» **EXERCISE INPUT**
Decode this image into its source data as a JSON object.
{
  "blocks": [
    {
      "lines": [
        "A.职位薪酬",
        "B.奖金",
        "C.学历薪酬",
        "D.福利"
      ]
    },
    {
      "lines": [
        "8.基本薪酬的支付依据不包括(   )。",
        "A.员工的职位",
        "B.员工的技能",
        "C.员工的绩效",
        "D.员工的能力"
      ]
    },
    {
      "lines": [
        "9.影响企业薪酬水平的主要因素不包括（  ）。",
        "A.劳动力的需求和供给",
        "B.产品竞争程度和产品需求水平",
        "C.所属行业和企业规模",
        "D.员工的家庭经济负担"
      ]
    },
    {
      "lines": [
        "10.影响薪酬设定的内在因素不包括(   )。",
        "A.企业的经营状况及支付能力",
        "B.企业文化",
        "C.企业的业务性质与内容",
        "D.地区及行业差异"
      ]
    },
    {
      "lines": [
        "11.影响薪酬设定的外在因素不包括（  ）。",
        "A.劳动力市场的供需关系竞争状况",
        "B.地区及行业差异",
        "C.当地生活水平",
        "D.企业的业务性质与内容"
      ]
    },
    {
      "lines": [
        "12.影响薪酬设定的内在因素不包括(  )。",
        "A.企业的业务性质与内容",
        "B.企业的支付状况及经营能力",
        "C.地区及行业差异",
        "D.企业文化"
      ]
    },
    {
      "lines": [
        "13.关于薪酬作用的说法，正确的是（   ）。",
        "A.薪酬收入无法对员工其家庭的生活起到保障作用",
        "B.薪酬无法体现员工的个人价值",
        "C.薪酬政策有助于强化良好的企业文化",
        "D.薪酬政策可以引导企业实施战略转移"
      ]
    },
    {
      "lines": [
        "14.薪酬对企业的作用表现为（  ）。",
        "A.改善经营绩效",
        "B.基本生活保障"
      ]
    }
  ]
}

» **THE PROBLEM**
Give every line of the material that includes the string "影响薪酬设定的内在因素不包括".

» **WRITTEN RESPONSE**
        "10.影响薪酬设定的内在因素不包括(   )。",
        "12.影响薪酬设定的内在因素不包括(  )。",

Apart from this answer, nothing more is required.